> [What to do] Search the material below for "this" and copy every line where it occurs.

> [Supplied entries]
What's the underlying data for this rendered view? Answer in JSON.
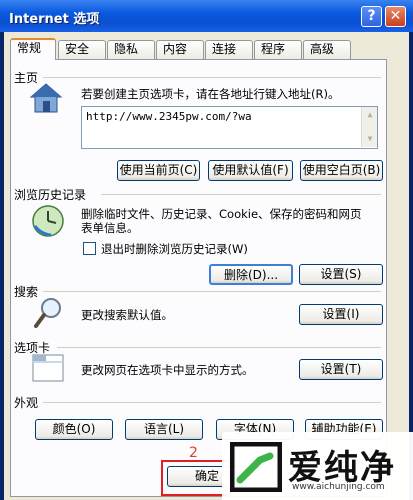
{
  "window": {
    "title": "Internet 选项",
    "help_label": "?",
    "close_label": "✕"
  },
  "tabs": [
    "常规",
    "安全",
    "隐私",
    "内容",
    "连接",
    "程序",
    "高级"
  ],
  "home": {
    "group_label": "主页",
    "desc": "若要创建主页选项卡，请在各地址行键入地址(R)。",
    "url": "http://www.2345pw.com/?wa",
    "buttons": [
      "使用当前页(C)",
      "使用默认值(F)",
      "使用空白页(B)"
    ]
  },
  "history": {
    "group_label": "浏览历史记录",
    "desc_line1": "删除临时文件、历史记录、Cookie、保存的密码和网页",
    "desc_line2": "表单信息。",
    "checkbox_label": "退出时删除浏览历史记录(W)",
    "delete_label": "删除(D)...",
    "settings_label": "设置(S)"
  },
  "search": {
    "group_label": "搜索",
    "desc": "更改搜索默认值。",
    "settings_label": "设置(I)"
  },
  "tabsgroup": {
    "group_label": "选项卡",
    "desc": "更改网页在选项卡中显示的方式。",
    "settings_label": "设置(T)"
  },
  "appearance": {
    "group_label": "外观",
    "buttons": [
      "颜色(O)",
      "语言(L)",
      "字体(N)",
      "辅助功能(E)"
    ]
  },
  "footer": {
    "ok_label": "确定"
  },
  "annotation": {
    "step_number": "2"
  },
  "watermark": {
    "brand": "爱纯净",
    "url": "www.aichunjing.com"
  },
  "colors": {
    "titlebar": "#0a5ae0",
    "annotation_red": "#e02020",
    "client_bg": "#ece9d8"
  },
  "icons": {
    "help": "question-mark",
    "close": "x",
    "home": "house-icon",
    "history": "clock-globe-icon",
    "search": "magnifier-icon",
    "tabs": "tab-window-icon"
  }
}
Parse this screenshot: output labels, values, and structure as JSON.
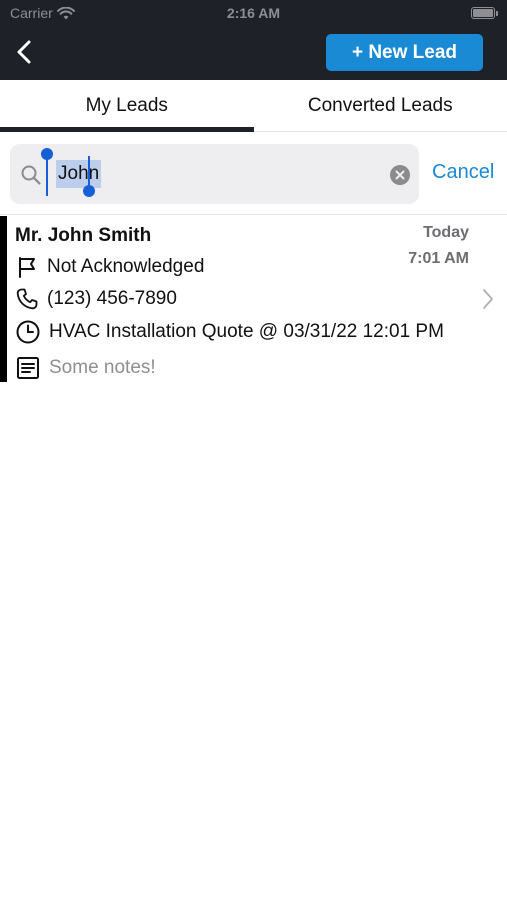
{
  "status_bar": {
    "carrier": "Carrier",
    "time": "2:16 AM",
    "wifi_icon": "wifi-icon",
    "battery_icon": "battery-icon"
  },
  "nav": {
    "back_icon": "chevron-left-icon",
    "new_lead_label": "+ New Lead",
    "accent_color": "#1a8ad4",
    "bar_color": "#1f2129"
  },
  "tabs": [
    {
      "label": "My Leads",
      "active": true
    },
    {
      "label": "Converted Leads",
      "active": false
    }
  ],
  "search": {
    "value": "John",
    "icon": "search-icon",
    "clear_icon": "clear-icon",
    "cancel_label": "Cancel"
  },
  "leads": [
    {
      "name": "Mr. John Smith",
      "date": "Today",
      "time": "7:01 AM",
      "status": "Not Acknowledged",
      "phone": "(123) 456-7890",
      "appointment": "HVAC Installation Quote @ 03/31/22 12:01 PM",
      "notes": "Some notes!",
      "icons": [
        "flag-icon",
        "phone-icon",
        "clock-icon",
        "notes-icon",
        "chevron-right-icon"
      ]
    }
  ]
}
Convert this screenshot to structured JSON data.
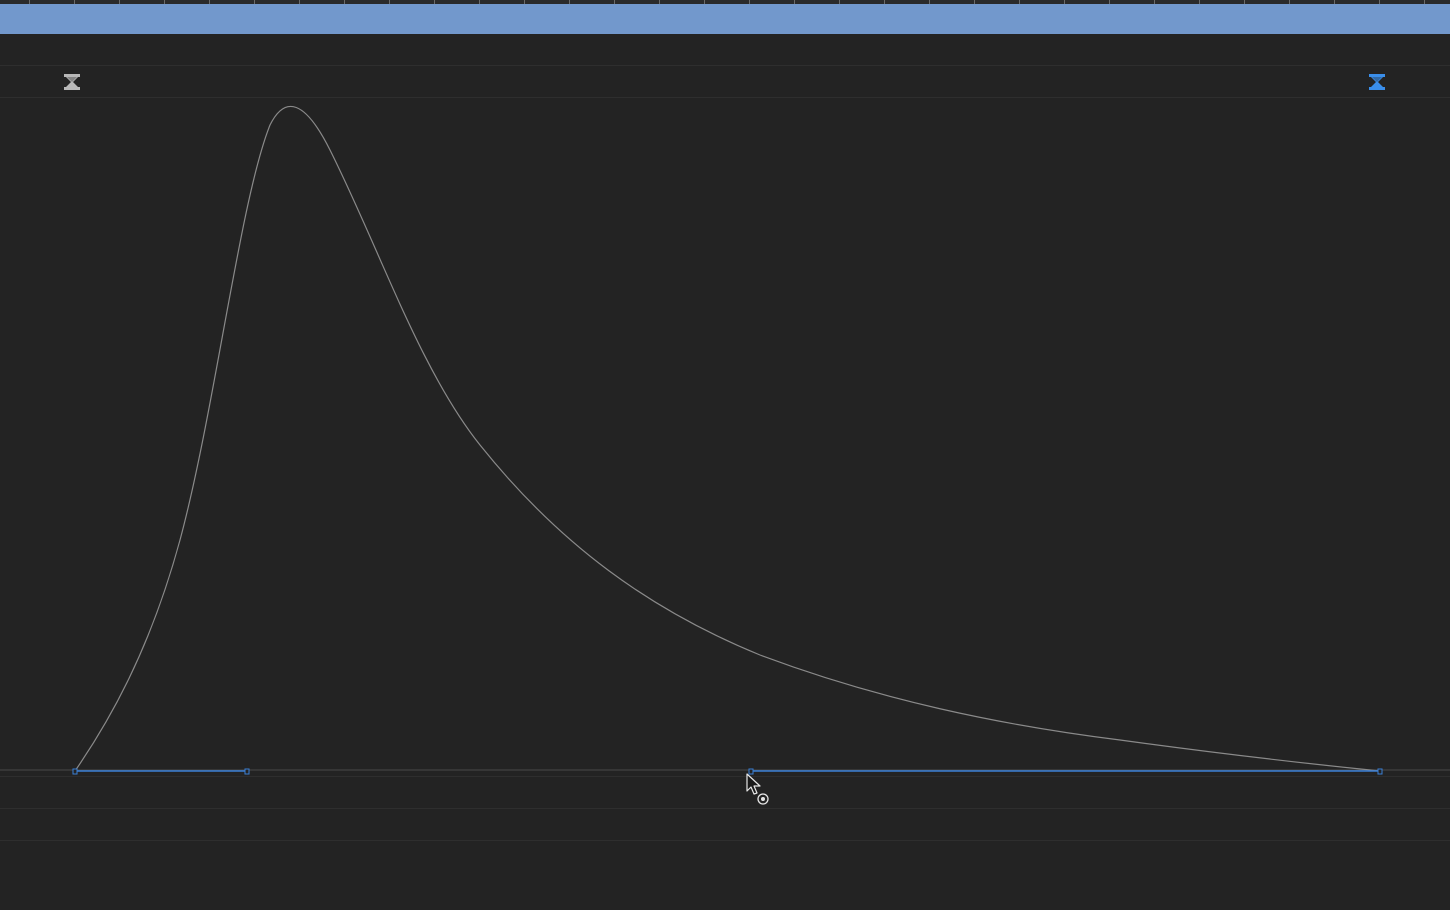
{
  "timeline": {
    "work_area": {
      "color": "#7298cc"
    },
    "markers": [
      {
        "name": "in-point-marker-icon",
        "color": "#b8b8b8",
        "state": "inactive"
      },
      {
        "name": "out-point-marker-icon",
        "color": "#3a8eea",
        "state": "active"
      }
    ]
  },
  "graph_editor": {
    "curve_color": "#8a8a8a",
    "handle_color": "#3a7fd6",
    "baseline_color": "#555555",
    "cursor_icon": "keyframe-select-cursor-icon"
  }
}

> [Solution below]
What's the underlying data for this rendered view? Answer in JSON.
Parse this screenshot: output labels, values, and structure as JSON.
Convert this screenshot to structured JSON data.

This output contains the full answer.